Stress in children

In children stress can occur in any situation that forces a child to adapt or change. Stress can be triggered by positive changes, such as starting a new activity, but it is more often linked to negative changes, such as illness or death in the family.

You can help your child by learning to recognize the signs of stress and teaching healthy ways to deal with it.

Stress can be a response to a negative change in a child’s life. In small amounts, stress can be good. But too much stress can affect the way a child thinks, acts and feels. 

Children learn to react to stress as they grow and develop. Many stressful situations manageable for an adult cause stress for a child. Therefore, even small changes can impact a child’s sense of security and confidence. 

Pain, injury, illness and other changes are sources of stress for children. Causes of stress can include:

Worrying about homework or grades

Managing responsibilities like school and work or sports

Problems with friends, bullying or peer pressure

Changing schools, moving, coping with housing problems

Body changes in both boys and girls

Divorce or separation from parents

Financial crisis at home

Living in an unsafe neighborhood or home



Children may not realize that they are stressed. If symptoms worsen or new symptoms appear, parents may suspect an increase in the child’s stress level. 
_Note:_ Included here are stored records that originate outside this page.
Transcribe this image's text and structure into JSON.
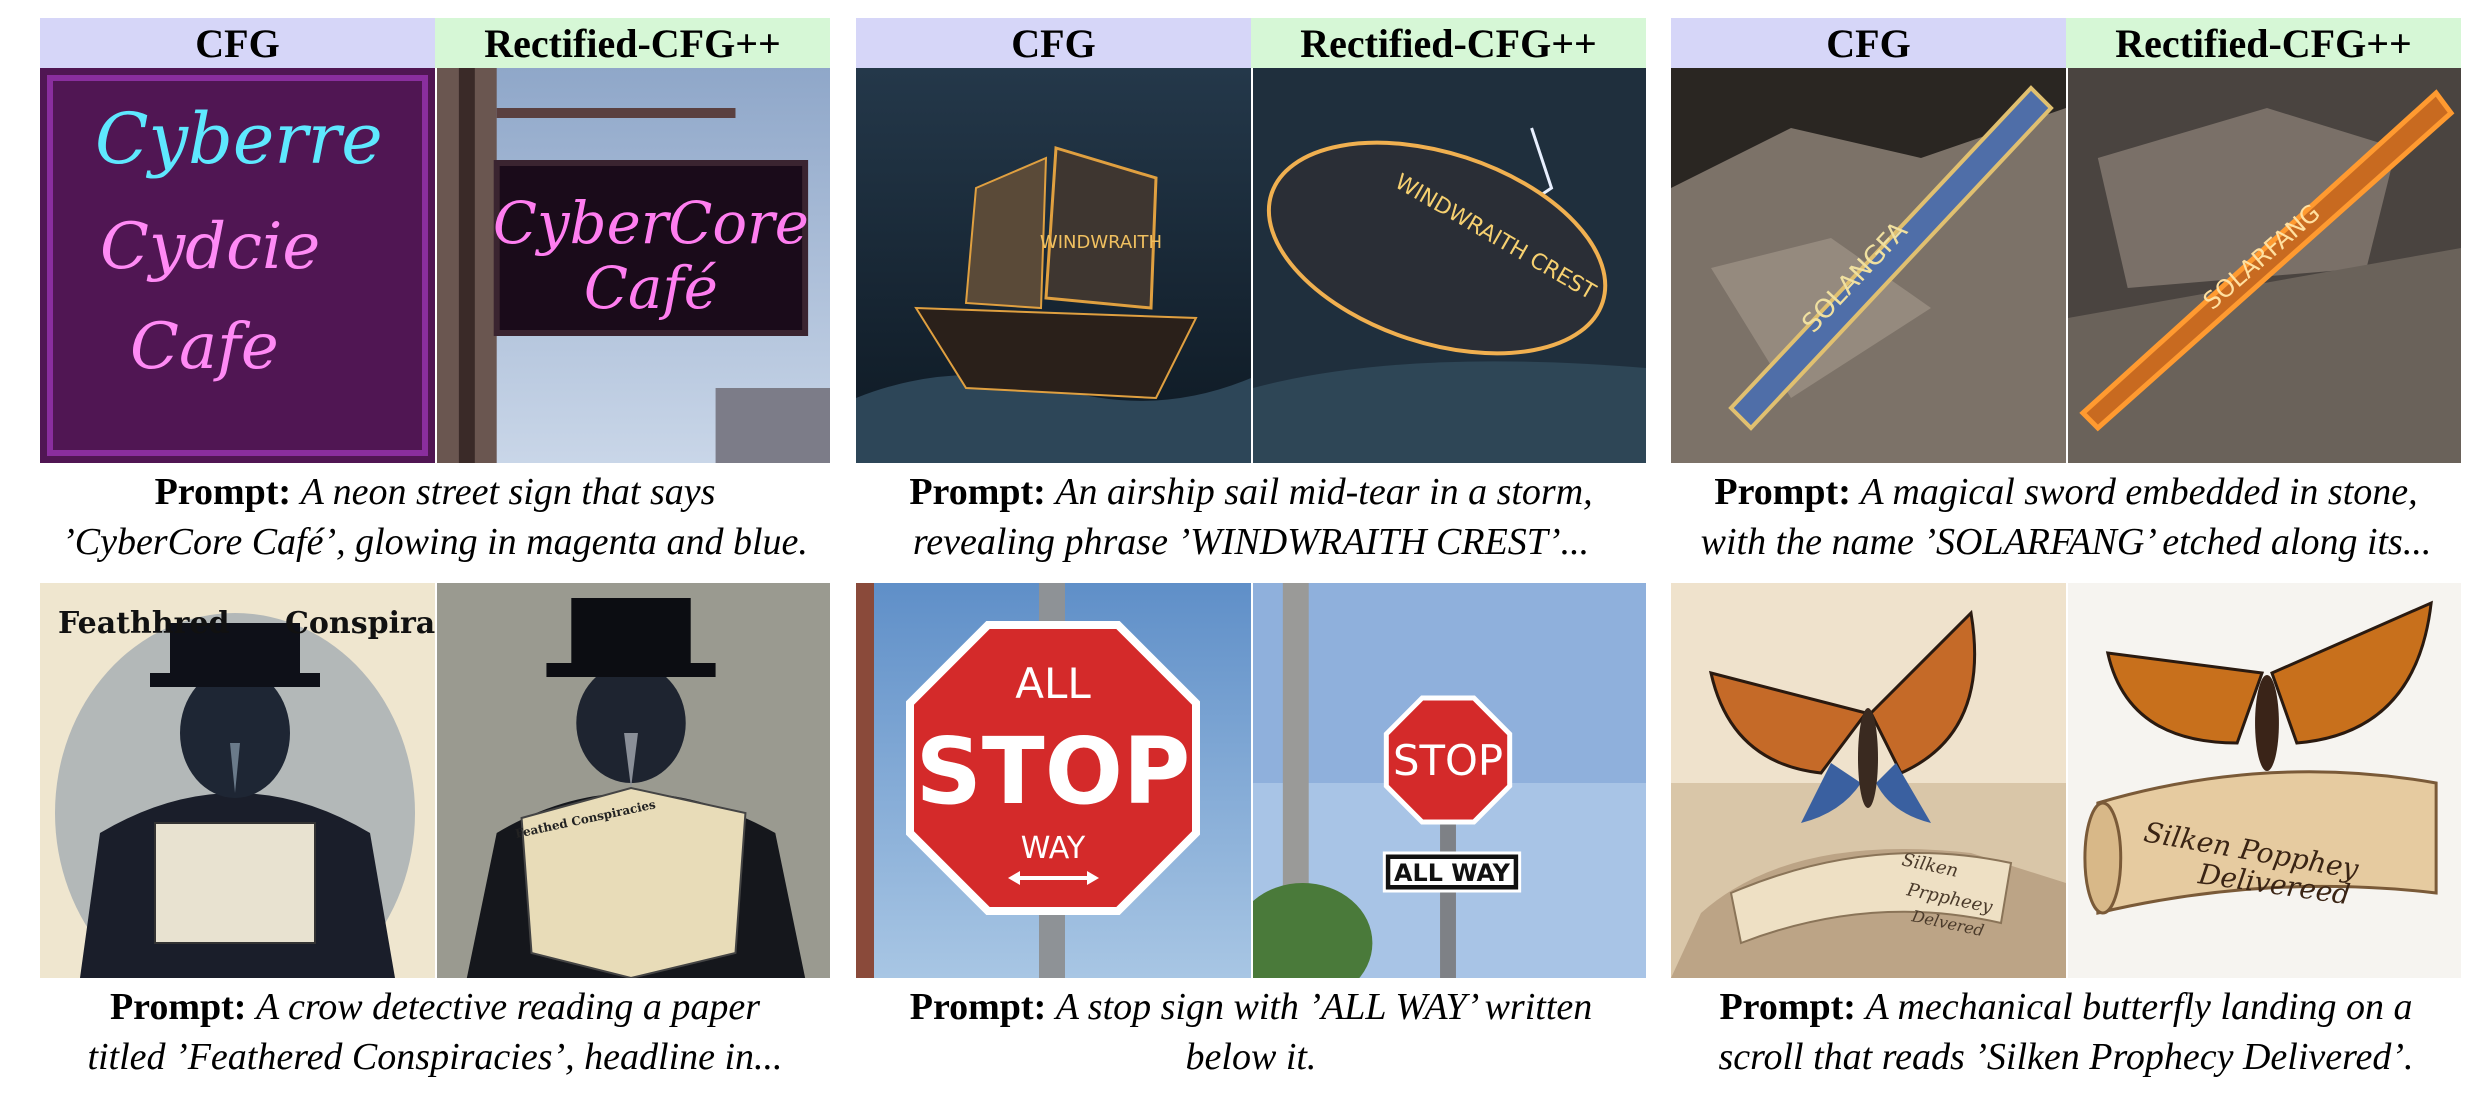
{
  "headers": {
    "cfg": "CFG",
    "rect": "Rectified-CFG++"
  },
  "prompt_label": "Prompt:",
  "panels": [
    {
      "line1": "A neon street sign that says",
      "line2": "’CyberCore Café’, glowing in magenta and blue.",
      "left_text": [
        "Cyberre",
        "Cydcie",
        "Cafe"
      ],
      "right_text": [
        "CyberCore",
        "Café"
      ]
    },
    {
      "line1": "An airship sail mid-tear in a storm,",
      "line2": "revealing phrase ’WINDWRAITH CREST’...",
      "left_text": [
        "WINDWRAITH"
      ],
      "right_text": [
        "WINDWRAITH CREST"
      ]
    },
    {
      "line1": "A magical sword embedded in stone,",
      "line2": "with the name ’SOLARFANG’ etched along its...",
      "left_text": [
        "SOLANGFA"
      ],
      "right_text": [
        "SOLARFANG"
      ]
    },
    {
      "line1": "A crow detective reading a paper",
      "line2": "titled ’Feathered Conspiracies’, headline in...",
      "left_text": [
        "Feathhred",
        "Conspiracies"
      ],
      "right_text": [
        "Feathed Conspiracies"
      ]
    },
    {
      "line1": "A stop sign with ’ALL WAY’ written",
      "line2": "below it.",
      "left_text": [
        "ALL",
        "STOP",
        "WAY"
      ],
      "right_text": [
        "STOP",
        "ALL WAY"
      ]
    },
    {
      "line1": "A mechanical butterfly landing on a",
      "line2": "scroll that reads ’Silken Prophecy Delivered’.",
      "left_text": [
        "Silken",
        "Prppheey",
        "Delvered"
      ],
      "right_text": [
        "Silken Popphey",
        "Delivereed"
      ]
    }
  ]
}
Physical symptoms include:

Decreased appetite and other changes in eating habits




Sleep disturbances

Stomach aches or stomach pains

Other physical symptoms without any physical illness
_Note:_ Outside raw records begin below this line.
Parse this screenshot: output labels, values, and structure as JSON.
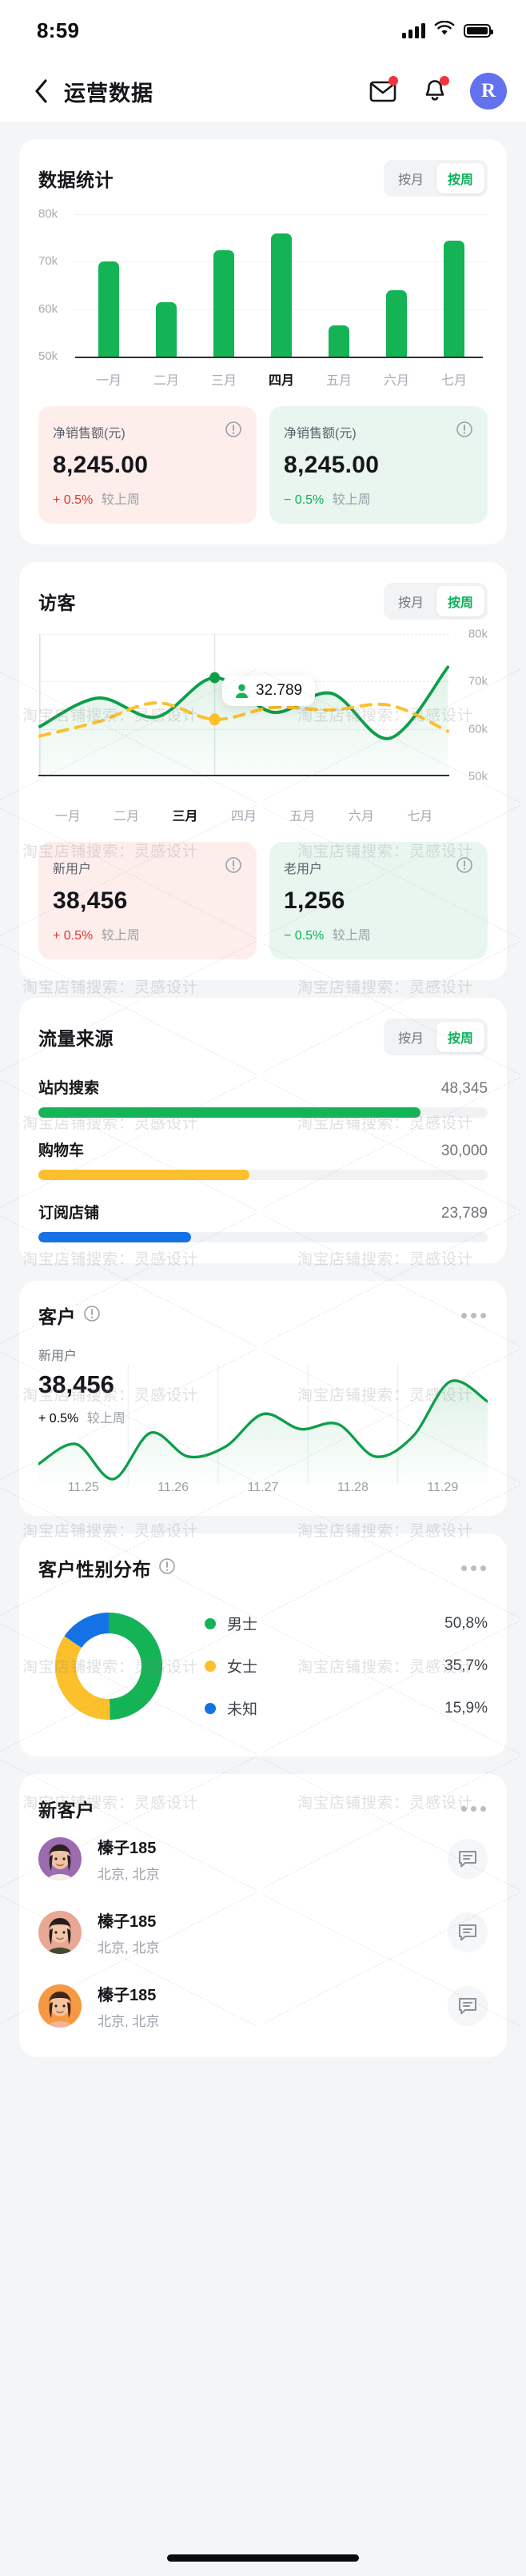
{
  "status_bar": {
    "time": "8:59",
    "signal_icon": "cellular-signal-icon",
    "wifi_icon": "wifi-icon",
    "battery_icon": "battery-icon"
  },
  "nav": {
    "back_icon": "chevron-left-icon",
    "title": "运营数据",
    "mail_icon": "mail-icon",
    "bell_icon": "bell-icon",
    "avatar_letter": "R"
  },
  "watermark": {
    "text": "淘宝店铺搜索：灵感设计"
  },
  "colors": {
    "green": "#14b356",
    "green_dark": "#0e9e4a",
    "yellow": "#fbc02b",
    "blue": "#1472e6",
    "red": "#e0352b",
    "track": "#f0f2f4",
    "accent_brand": "#6272ee"
  },
  "segment": {
    "month": "按月",
    "week": "按周",
    "selected": "按周"
  },
  "stats_card": {
    "title": "数据统计",
    "stats": [
      {
        "label": "净销售额(元)",
        "value": "8,245.00",
        "delta": "+ 0.5%",
        "delta_dir": "up",
        "compare": "较上周",
        "info_icon": "info-icon"
      },
      {
        "label": "净销售额(元)",
        "value": "8,245.00",
        "delta": "− 0.5%",
        "delta_dir": "down",
        "compare": "较上周",
        "info_icon": "info-icon"
      }
    ]
  },
  "visitors_card": {
    "title": "访客",
    "tooltip": {
      "value": "32.789",
      "icon": "person-icon"
    },
    "stats": [
      {
        "label": "新用户",
        "value": "38,456",
        "delta": "+ 0.5%",
        "delta_dir": "up",
        "compare": "较上周",
        "info_icon": "info-icon"
      },
      {
        "label": "老用户",
        "value": "1,256",
        "delta": "− 0.5%",
        "delta_dir": "down",
        "compare": "较上周",
        "info_icon": "info-icon"
      }
    ]
  },
  "traffic_card": {
    "title": "流量来源",
    "rows": [
      {
        "name": "站内搜索",
        "value": "48,345",
        "pct": 85,
        "color": "#14b356"
      },
      {
        "name": "购物车",
        "value": "30,000",
        "pct": 47,
        "color": "#fbc02b"
      },
      {
        "name": "订阅店铺",
        "value": "23,789",
        "pct": 34,
        "color": "#1472e6"
      }
    ]
  },
  "customer_card": {
    "title": "客户",
    "info_icon": "info-icon",
    "more_icon": "more-horizontal-icon",
    "label": "新用户",
    "value": "38,456",
    "delta": "+ 0.5%",
    "delta_dir": "up",
    "compare": "较上周"
  },
  "gender_card": {
    "title": "客户性别分布",
    "info_icon": "info-icon",
    "more_icon": "more-horizontal-icon"
  },
  "new_customers_card": {
    "title": "新客户",
    "more_icon": "more-horizontal-icon",
    "people": [
      {
        "name": "榛子185",
        "location": "北京, 北京",
        "chat_icon": "chat-icon",
        "avatar_bg": "#9c6bb0",
        "hair": "#2a2220",
        "skin": "#f0c3a6",
        "cloth": "#f3f0ea"
      },
      {
        "name": "榛子185",
        "location": "北京, 北京",
        "chat_icon": "chat-icon",
        "avatar_bg": "#e8a894",
        "hair": "#221c1a",
        "skin": "#f3c6a8",
        "cloth": "#3f4a32"
      },
      {
        "name": "榛子185",
        "location": "北京, 北京",
        "chat_icon": "chat-icon",
        "avatar_bg": "#f79842",
        "hair": "#3a2518",
        "skin": "#f5c39f",
        "cloth": "#f0b49a"
      }
    ]
  },
  "chart_data": [
    {
      "type": "bar",
      "title": "数据统计",
      "categories": [
        "一月",
        "二月",
        "三月",
        "四月",
        "五月",
        "六月",
        "七月"
      ],
      "values": [
        70000,
        61500,
        72500,
        76000,
        56500,
        64000,
        74500
      ],
      "highlight_category": "四月",
      "ylabel": "",
      "xlabel": "",
      "ylim": [
        50000,
        80000
      ],
      "ytick_labels": [
        "80k",
        "70k",
        "60k",
        "50k"
      ],
      "grid": true,
      "legend": "none",
      "bar_color": "#14b356"
    },
    {
      "type": "line",
      "title": "访客",
      "x": [
        "一月",
        "二月",
        "三月",
        "四月",
        "五月",
        "六月",
        "七月"
      ],
      "highlight_category": "三月",
      "ylim": [
        50000,
        80000
      ],
      "ytick_labels": [
        "80k",
        "70k",
        "60k",
        "50k"
      ],
      "ytick_position": "right",
      "grid": true,
      "annotation": "32.789",
      "series": [
        {
          "name": "新用户",
          "style": "solid",
          "color": "#0e9e4a",
          "values": [
            60500,
            66500,
            62500,
            70800,
            63500,
            67500,
            58000,
            73000
          ]
        },
        {
          "name": "老用户",
          "style": "dashed",
          "color": "#fbc02b",
          "values": [
            58500,
            61500,
            65500,
            62000,
            64500,
            64000,
            65000,
            59500
          ]
        }
      ]
    },
    {
      "type": "bar",
      "title": "流量来源",
      "orientation": "horizontal",
      "categories": [
        "站内搜索",
        "购物车",
        "订阅店铺"
      ],
      "values": [
        48345,
        30000,
        23789
      ],
      "percent_of_track": [
        85,
        47,
        34
      ],
      "colors": [
        "#14b356",
        "#fbc02b",
        "#1472e6"
      ]
    },
    {
      "type": "area",
      "title": "客户",
      "xlabel": "",
      "tick_labels": [
        "11.25",
        "11.26",
        "11.27",
        "11.28",
        "11.29"
      ],
      "color": "#0e9e4a",
      "values": [
        30,
        46,
        18,
        55,
        36,
        44,
        70,
        58,
        62,
        36,
        52,
        96,
        80
      ]
    },
    {
      "type": "pie",
      "title": "客户性别分布",
      "variant": "donut",
      "labels": [
        "男士",
        "女士",
        "未知"
      ],
      "values": [
        50.8,
        35.7,
        15.9
      ],
      "value_labels": [
        "50,8%",
        "35,7%",
        "15,9%"
      ],
      "colors": [
        "#14b356",
        "#fbc02b",
        "#1472e6"
      ],
      "legend": "right"
    }
  ]
}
Emotional or behavioral symptoms may include:

Anxiety or worry

Inability to relax

New or recurring fears (fear of the dark, of being alone or of strangers)
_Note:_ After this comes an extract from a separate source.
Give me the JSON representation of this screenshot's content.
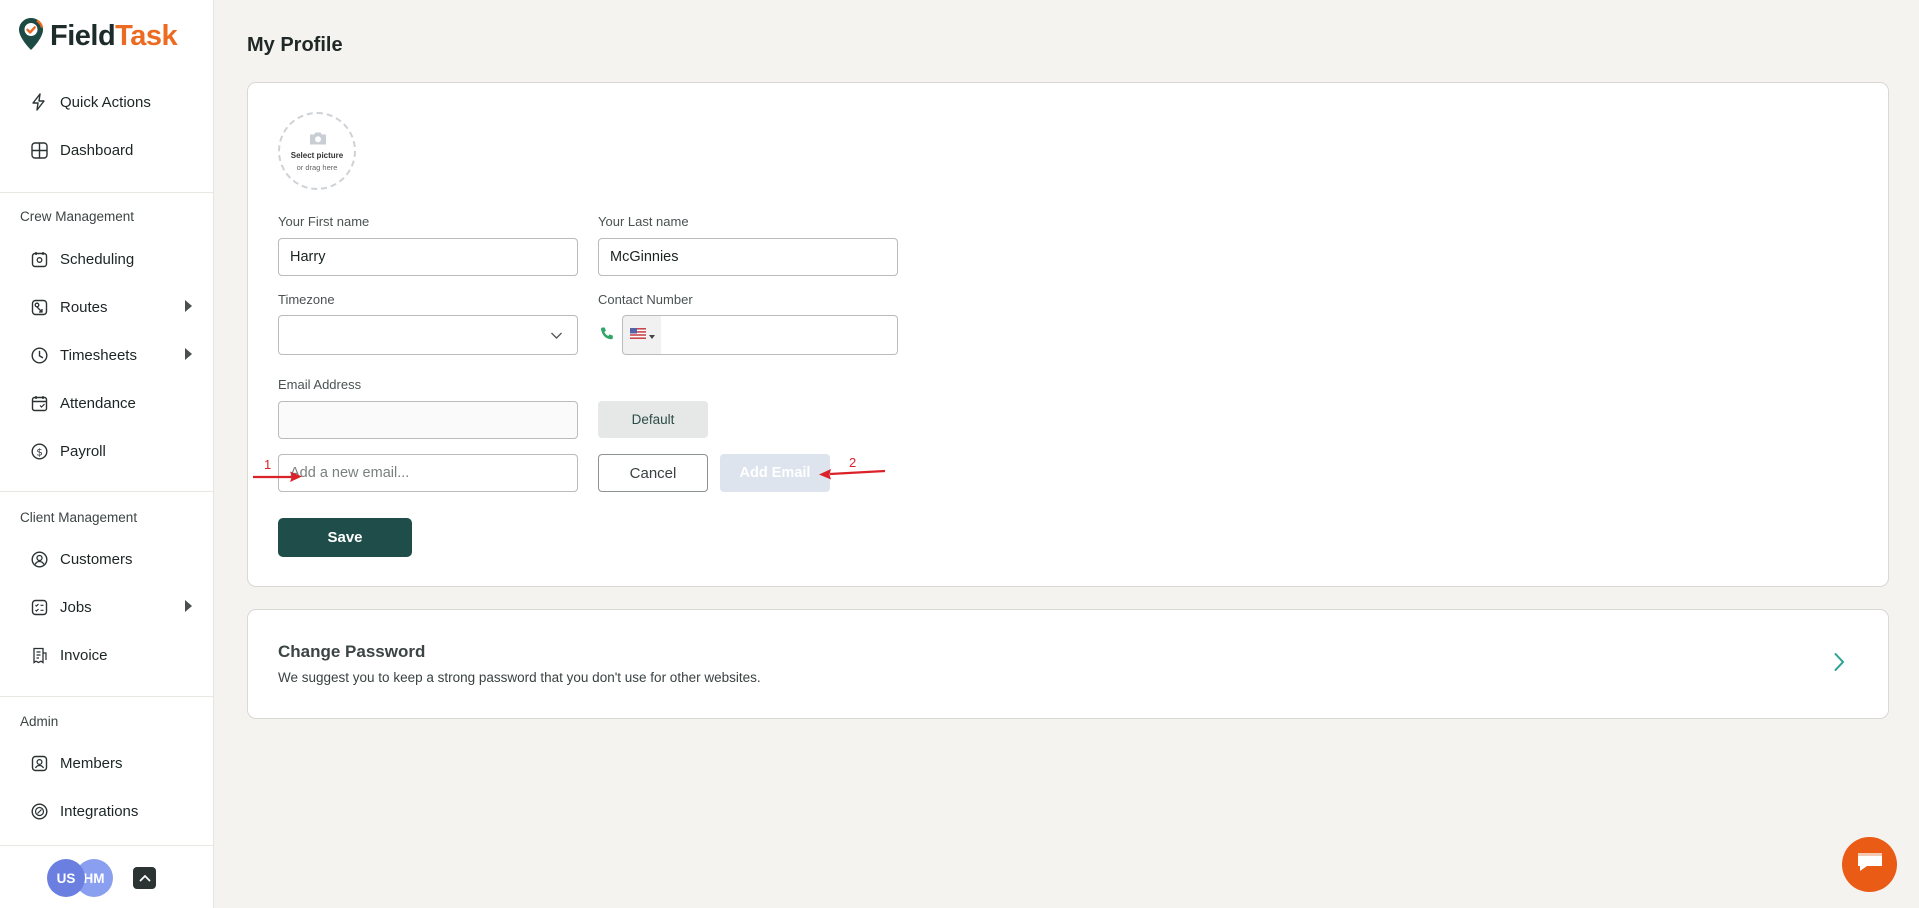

Parental inseparability

Rage, crying or whining

Inability to control emotions

Aggressive or stubborn

behavior Regression to behaviors typical of previous stages

Reluctance to participate in family or school activities



Parents can help their children respond to stress in healthy ways. Here are some tips:

Provide the child with a healthy, safe and reliable home.

Routine at home can be comforting. Having a family dinner or movie night can help prevent or relieve stress.

Always set a good example. The child will see you as a model of healthy behavior. Do your best to control your own stress and always manage it in a healthy way.

Be selective about what TV shows, books, and games kids watch, read, and play. Violent images and programs or games can cause fear and anxiety.

Keep your child informed of anticipated changes such as a change of job or a move.

Provide your children with quiet leisure time.

Learn to listen. Listen to the child without criticizing or trying to solve the problem right away. Instead, work with your child trying to figure out and resolve what’s bothering them. 

Strengthen the child’s feelings of self-esteem. Use stimulation and affection. Use rewards rather than punishments. Try to involve him in situations where he can succeed.

Give her opportunities to make choices and have some control over her life. The more a child feels in control of a situation, the better their reaction to stress will be.

Encourage physical activity.

Recognize signs of unresolved stress in children.

Seek help or advice from a medical professional, counselor or therapist when signs of stress do not lessen or go away normally.



Talk to your family doctor if your child:

Is withdrawn, unhappy or depressed

Has difficulty at school or interacting with friends and family

Is unable to control his or her behavior or anger